In the tight job market that is new reality of the work world, every advantage is necessary to navigate the business world.
Some jobs require MBAs. Climbing the career ladder often demands an advanced degree. Getting an MBA can provide many contacts that will serve useful throughout your business career.
On the other hand, much like every other graduate degree, two years of your life and a lot of money should make you weigh this decision carefully.
Given our career counseling team which comprises top executives in fields in most every business area, we have a deep sense of whether an MBA will make sense for clients who need career counseling regarding the decision of whether or not to go for an MBA.
Here are two different case studies that illustrate why advice on whether to apply to business school should be custom-tailored:
Client 1 graduated from Trinity College in Hartford, CT. He worked for two years in a New Haven, CT bank. He really wanted to move to New York and he really wanted to make a lot of money.

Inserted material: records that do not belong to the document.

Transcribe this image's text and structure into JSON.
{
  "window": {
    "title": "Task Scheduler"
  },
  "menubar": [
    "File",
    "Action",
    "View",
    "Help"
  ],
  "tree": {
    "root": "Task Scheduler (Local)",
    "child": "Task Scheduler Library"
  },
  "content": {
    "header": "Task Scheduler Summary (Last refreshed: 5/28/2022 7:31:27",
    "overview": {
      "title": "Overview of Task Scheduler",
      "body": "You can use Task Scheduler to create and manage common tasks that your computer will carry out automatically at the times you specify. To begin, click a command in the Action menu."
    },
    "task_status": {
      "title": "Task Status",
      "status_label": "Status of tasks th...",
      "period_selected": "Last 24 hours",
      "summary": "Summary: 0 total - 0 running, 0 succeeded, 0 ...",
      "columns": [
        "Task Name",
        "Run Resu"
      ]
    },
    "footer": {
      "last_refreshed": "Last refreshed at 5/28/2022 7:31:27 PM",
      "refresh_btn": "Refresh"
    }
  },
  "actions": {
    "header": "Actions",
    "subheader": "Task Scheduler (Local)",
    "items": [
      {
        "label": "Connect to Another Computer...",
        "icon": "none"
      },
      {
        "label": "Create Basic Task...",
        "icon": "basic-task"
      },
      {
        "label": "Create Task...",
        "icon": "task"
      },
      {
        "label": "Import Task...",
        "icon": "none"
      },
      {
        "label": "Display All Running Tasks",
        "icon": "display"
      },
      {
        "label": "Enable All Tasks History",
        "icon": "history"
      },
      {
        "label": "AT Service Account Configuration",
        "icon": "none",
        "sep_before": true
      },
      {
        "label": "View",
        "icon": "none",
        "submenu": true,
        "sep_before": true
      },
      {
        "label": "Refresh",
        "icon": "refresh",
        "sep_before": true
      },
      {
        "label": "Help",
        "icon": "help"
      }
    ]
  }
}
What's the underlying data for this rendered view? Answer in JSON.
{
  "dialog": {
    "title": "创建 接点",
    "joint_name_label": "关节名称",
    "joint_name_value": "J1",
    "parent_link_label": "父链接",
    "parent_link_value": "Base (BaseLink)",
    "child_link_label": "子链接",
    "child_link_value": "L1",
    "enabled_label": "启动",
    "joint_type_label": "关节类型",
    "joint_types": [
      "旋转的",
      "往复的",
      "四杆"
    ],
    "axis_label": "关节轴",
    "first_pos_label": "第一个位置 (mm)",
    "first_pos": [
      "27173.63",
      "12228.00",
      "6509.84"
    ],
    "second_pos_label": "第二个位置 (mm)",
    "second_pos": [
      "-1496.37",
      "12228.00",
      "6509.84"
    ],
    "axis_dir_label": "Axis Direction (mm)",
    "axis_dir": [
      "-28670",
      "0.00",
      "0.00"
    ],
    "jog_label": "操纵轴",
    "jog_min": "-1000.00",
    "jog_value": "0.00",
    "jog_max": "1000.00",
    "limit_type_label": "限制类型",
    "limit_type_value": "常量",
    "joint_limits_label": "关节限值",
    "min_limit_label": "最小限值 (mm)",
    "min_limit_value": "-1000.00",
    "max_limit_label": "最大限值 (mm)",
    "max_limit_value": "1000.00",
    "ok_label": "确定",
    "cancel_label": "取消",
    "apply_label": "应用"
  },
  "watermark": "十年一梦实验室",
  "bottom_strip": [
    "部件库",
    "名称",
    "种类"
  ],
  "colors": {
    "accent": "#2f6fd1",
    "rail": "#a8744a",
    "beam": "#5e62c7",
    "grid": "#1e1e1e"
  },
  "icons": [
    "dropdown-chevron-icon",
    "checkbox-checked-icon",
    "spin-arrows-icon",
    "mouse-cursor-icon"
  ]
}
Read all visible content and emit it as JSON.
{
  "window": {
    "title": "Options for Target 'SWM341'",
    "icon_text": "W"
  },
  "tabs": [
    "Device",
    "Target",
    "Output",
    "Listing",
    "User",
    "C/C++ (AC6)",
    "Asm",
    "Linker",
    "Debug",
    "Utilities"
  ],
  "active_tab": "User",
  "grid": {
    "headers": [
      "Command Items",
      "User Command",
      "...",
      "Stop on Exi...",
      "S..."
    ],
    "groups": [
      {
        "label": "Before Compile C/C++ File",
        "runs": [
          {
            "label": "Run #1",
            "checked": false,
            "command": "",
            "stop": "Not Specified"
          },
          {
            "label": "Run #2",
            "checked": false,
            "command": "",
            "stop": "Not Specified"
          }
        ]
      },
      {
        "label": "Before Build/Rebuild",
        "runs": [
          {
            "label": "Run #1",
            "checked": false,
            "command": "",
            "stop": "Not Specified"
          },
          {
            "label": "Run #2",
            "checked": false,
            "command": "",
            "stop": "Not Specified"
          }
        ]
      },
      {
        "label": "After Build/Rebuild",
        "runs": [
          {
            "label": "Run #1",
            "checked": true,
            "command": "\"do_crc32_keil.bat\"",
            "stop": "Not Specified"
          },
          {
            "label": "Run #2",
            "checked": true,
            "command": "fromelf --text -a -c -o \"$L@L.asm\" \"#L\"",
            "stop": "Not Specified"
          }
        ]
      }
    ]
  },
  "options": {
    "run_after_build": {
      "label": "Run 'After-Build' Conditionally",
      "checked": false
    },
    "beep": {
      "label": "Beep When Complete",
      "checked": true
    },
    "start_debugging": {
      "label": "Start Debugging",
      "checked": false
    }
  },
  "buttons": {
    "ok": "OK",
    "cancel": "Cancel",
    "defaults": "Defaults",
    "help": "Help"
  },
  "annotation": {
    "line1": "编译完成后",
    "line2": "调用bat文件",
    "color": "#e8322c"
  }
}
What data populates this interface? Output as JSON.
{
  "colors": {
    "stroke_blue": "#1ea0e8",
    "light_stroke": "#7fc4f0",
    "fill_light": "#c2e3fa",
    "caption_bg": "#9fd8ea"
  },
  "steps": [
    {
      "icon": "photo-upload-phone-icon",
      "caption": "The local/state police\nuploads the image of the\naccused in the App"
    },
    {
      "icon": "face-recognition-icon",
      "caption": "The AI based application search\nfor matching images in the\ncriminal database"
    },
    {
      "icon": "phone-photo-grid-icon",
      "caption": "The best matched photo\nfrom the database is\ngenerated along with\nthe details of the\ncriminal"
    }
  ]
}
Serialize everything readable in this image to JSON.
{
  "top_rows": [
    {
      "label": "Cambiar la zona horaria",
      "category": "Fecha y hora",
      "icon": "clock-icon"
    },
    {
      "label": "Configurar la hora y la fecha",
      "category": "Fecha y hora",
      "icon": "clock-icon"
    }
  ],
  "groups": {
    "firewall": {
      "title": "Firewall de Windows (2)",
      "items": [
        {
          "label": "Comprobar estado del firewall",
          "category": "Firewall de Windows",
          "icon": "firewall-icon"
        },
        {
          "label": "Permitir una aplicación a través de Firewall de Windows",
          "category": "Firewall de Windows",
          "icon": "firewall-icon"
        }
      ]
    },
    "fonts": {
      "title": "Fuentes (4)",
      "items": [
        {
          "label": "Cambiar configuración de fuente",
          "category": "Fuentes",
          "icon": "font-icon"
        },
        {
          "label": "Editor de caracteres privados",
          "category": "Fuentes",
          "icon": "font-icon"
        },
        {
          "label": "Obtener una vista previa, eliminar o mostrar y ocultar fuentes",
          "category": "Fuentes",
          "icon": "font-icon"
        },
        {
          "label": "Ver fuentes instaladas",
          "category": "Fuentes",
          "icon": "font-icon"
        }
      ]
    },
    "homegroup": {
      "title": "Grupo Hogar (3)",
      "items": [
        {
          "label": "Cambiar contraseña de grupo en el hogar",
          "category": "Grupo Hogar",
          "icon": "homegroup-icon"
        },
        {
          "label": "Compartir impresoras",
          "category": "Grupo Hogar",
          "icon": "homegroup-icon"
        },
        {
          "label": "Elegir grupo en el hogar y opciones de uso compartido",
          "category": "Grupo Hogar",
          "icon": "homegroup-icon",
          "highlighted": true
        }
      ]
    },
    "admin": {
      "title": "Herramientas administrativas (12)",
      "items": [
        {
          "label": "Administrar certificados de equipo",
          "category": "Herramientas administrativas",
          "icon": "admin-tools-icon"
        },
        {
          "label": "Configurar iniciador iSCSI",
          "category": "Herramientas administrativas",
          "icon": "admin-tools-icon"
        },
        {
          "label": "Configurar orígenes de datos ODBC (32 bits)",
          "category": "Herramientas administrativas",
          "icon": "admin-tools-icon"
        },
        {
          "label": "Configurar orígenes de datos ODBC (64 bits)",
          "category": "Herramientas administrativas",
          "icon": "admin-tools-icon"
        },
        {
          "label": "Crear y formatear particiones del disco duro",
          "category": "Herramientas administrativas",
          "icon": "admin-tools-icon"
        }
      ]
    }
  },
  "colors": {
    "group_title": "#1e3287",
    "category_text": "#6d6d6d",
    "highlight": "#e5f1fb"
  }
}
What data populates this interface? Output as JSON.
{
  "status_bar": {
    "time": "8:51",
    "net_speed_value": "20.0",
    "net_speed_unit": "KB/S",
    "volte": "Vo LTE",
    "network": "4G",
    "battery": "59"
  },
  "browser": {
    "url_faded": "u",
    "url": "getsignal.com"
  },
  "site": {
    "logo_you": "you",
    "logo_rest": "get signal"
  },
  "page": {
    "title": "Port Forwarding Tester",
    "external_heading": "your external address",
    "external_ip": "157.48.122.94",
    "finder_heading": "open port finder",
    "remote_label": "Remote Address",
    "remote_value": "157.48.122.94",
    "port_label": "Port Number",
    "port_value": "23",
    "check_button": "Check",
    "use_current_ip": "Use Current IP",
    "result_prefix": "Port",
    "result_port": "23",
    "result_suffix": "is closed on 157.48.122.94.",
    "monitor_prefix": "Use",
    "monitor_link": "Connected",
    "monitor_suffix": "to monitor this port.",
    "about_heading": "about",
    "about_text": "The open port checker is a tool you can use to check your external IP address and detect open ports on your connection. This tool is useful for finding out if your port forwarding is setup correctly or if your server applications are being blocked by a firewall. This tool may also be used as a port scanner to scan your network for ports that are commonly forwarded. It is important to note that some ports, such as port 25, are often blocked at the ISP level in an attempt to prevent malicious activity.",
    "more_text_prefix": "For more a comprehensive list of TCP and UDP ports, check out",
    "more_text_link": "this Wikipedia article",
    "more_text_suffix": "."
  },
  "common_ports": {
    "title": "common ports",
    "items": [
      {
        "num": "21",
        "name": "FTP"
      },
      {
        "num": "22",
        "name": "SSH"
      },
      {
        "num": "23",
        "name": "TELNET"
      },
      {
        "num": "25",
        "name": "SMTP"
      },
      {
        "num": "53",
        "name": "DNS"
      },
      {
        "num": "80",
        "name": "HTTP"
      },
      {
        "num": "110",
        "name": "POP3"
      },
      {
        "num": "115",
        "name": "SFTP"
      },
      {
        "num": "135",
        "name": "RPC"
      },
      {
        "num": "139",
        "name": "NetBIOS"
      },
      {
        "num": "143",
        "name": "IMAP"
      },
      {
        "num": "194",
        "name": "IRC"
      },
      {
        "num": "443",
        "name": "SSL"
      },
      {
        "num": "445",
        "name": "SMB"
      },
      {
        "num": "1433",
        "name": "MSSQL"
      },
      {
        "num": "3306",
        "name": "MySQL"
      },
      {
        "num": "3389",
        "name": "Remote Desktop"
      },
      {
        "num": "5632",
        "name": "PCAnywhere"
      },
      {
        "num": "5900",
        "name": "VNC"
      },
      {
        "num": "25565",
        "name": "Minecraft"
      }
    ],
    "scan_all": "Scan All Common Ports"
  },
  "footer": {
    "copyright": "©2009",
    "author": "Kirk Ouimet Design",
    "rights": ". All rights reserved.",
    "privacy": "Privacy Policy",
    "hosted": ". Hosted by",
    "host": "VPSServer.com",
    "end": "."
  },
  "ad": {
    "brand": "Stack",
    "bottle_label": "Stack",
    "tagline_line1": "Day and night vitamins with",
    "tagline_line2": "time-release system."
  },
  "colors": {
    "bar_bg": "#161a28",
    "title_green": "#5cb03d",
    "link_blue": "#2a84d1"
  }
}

Other than friends who worked in New York city, he simply did not have the connections or the credentials to make big moves. He came to us glumly as he was sensing that at 24 his future was narrowing. He also had the mindset of someone who was willing to take a calculated risk – and that’s what business school really is, a risk of two years and tuition, for something bigger down the line. As we went through our career counseling options analysis, it became clear that he had no other appealing option that would help him make a radical move. He was not going to start a company. He was not going to move to New York without a job. He needed to shake things up.
He was also an excellent test taker. We had initially met in part to evaluate business school but I knew him from high school SAT days since he had attended Daniel Hand High School in Madison, CT. I knew he would do very well on the GMAT. Through his college roommate’s father, he also had a connection at a strong business school in New York.
In this instance, given his goals, getting an MBA made plenty of sense.
Client 2 was working in retail in the Clinton, CT Outlets. She was a manager. But, this was not what she expected to be doing 4 years out of college. She had majored in marketing and approached us for career counseling with a specific question regarding whether she should attend business school. She was about to enroll in a local MBA program. But, she had no real sense of what she would do after business school. She simply knew that she did not want to work in retail for the rest of her life. However, her sense of ambition was different than that of Client 1. She was actually quite happy with living in the Connecticut Shoreline. She lived for the beach. She relished her time with her family in Guilford and her fiancee lived and worked in New Haven. When we went through our career counseling values assessment, it became fairly clear that her real desire was to be a stay home mom – finances permitting – and/or work in a job that would enable her to spend a lot of time with her children.
While it might seem strange that our career counseling session led to the conclusion that the career that she really desired was motherhood, it also was a wake-up call for her regarding the tuition that she was about to pay. Wouldn’t it make more sense to save that money so that she would not have a big loan payment? That would help her stay home. In addition, I pointed out that an MBA for her might not be needed because she might want jobs that worked around motherhood rather than the other way around. Such jobs typically do not require advanced degrees. She agreed.
Three years later, I received a very happy note from her as she thanked me for talking her out of business school on behalf of her beautiful baby girl!